>>>>>
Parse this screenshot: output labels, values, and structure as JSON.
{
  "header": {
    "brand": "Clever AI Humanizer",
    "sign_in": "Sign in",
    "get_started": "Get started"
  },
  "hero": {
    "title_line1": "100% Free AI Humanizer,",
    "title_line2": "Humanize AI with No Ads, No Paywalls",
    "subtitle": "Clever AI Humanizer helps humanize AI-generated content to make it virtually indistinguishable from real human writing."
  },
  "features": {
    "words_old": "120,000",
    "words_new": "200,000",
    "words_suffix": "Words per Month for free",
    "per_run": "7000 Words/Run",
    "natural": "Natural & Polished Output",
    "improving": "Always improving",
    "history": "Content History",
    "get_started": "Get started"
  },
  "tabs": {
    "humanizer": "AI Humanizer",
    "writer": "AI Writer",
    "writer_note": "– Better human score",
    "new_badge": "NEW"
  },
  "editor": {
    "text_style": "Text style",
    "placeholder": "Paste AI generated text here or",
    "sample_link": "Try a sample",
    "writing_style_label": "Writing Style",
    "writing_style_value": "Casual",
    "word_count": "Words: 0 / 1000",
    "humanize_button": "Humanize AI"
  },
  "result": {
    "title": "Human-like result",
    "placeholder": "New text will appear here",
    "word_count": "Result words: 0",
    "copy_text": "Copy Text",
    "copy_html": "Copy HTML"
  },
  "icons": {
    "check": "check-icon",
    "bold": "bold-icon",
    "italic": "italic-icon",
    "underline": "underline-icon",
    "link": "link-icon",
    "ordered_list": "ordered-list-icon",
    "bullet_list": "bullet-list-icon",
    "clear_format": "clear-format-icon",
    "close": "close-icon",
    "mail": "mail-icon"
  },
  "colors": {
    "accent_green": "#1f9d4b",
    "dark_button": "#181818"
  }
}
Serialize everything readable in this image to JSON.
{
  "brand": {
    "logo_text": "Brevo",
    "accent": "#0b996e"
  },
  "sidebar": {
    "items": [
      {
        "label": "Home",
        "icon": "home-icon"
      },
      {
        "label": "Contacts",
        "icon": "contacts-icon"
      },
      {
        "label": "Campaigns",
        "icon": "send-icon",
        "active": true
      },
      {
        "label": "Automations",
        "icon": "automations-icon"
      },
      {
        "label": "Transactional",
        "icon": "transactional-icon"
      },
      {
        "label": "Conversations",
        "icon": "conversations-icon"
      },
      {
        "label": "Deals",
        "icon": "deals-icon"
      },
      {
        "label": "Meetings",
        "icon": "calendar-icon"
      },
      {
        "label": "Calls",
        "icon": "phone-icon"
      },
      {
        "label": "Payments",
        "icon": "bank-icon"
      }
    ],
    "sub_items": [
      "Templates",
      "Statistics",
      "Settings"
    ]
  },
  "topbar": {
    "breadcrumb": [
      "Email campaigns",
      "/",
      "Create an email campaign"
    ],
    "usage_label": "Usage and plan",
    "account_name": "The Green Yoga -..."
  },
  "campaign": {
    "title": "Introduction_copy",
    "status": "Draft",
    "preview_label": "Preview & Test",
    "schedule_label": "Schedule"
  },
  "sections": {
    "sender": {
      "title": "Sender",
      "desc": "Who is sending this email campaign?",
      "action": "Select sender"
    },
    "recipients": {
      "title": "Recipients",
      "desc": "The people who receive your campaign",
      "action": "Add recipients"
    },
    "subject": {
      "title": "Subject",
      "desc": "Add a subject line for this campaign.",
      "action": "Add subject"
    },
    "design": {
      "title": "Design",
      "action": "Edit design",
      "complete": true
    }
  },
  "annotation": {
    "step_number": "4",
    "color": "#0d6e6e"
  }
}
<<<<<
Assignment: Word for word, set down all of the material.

Answer for the task:
Parse this screenshot: output labels, values, and structure as JSON.
{
  "header": {
    "brand": "Clever AI Humanizer",
    "sign_in": "Sign in",
    "get_started": "Get started"
  },
  "hero": {
    "title_line1": "100% Free AI Humanizer,",
    "title_line2": "Humanize AI with No Ads, No Paywalls",
    "subtitle": "Clever AI Humanizer helps humanize AI-generated content to make it virtually indistinguishable from real human writing."
  },
  "features": {
    "words_old": "120,000",
    "words_new": "200,000",
    "words_suffix": "Words per Month for free",
    "per_run": "7000 Words/Run",
    "natural": "Natural & Polished Output",
    "improving": "Always improving",
    "history": "Content History",
    "get_started": "Get started"
  },
  "tabs": {
    "humanizer": "AI Humanizer",
    "writer": "AI Writer",
    "writer_note": "– Better human score",
    "new_badge": "NEW"
  },
  "editor": {
    "text_style": "Text style",
    "placeholder": "Paste AI generated text here or",
    "sample_link": "Try a sample",
    "writing_style_label": "Writing Style",
    "writing_style_value": "Casual",
    "word_count": "Words: 0 / 1000",
    "humanize_button": "Humanize AI"
  },
  "result": {
    "title": "Human-like result",
    "placeholder": "New text will appear here",
    "word_count": "Result words: 0",
    "copy_text": "Copy Text",
    "copy_html": "Copy HTML"
  },
  "icons": {
    "check": "check-icon",
    "bold": "bold-icon",
    "italic": "italic-icon",
    "underline": "underline-icon",
    "link": "link-icon",
    "ordered_list": "ordered-list-icon",
    "bullet_list": "bullet-list-icon",
    "clear_format": "clear-format-icon",
    "close": "close-icon",
    "mail": "mail-icon"
  },
  "colors": {
    "accent_green": "#1f9d4b",
    "dark_button": "#181818"
  }
}
Serialize everything readable in this image to JSON.
{
  "brand": {
    "logo_text": "Brevo",
    "accent": "#0b996e"
  },
  "sidebar": {
    "items": [
      {
        "label": "Home",
        "icon": "home-icon"
      },
      {
        "label": "Contacts",
        "icon": "contacts-icon"
      },
      {
        "label": "Campaigns",
        "icon": "send-icon",
        "active": true
      },
      {
        "label": "Automations",
        "icon": "automations-icon"
      },
      {
        "label": "Transactional",
        "icon": "transactional-icon"
      },
      {
        "label": "Conversations",
        "icon": "conversations-icon"
      },
      {
        "label": "Deals",
        "icon": "deals-icon"
      },
      {
        "label": "Meetings",
        "icon": "calendar-icon"
      },
      {
        "label": "Calls",
        "icon": "phone-icon"
      },
      {
        "label": "Payments",
        "icon": "bank-icon"
      }
    ],
    "sub_items": [
      "Templates",
      "Statistics",
      "Settings"
    ]
  },
  "topbar": {
    "breadcrumb": [
      "Email campaigns",
      "/",
      "Create an email campaign"
    ],
    "usage_label": "Usage and plan",
    "account_name": "The Green Yoga -..."
  },
  "campaign": {
    "title": "Introduction_copy",
    "status": "Draft",
    "preview_label": "Preview & Test",
    "schedule_label": "Schedule"
  },
  "sections": {
    "sender": {
      "title": "Sender",
      "desc": "Who is sending this email campaign?",
      "action": "Select sender"
    },
    "recipients": {
      "title": "Recipients",
      "desc": "The people who receive your campaign",
      "action": "Add recipients"
    },
    "subject": {
      "title": "Subject",
      "desc": "Add a subject line for this campaign.",
      "action": "Add subject"
    },
    "design": {
      "title": "Design",
      "action": "Edit design",
      "complete": true
    }
  },
  "annotation": {
    "step_number": "4",
    "color": "#0d6e6e"
  }
}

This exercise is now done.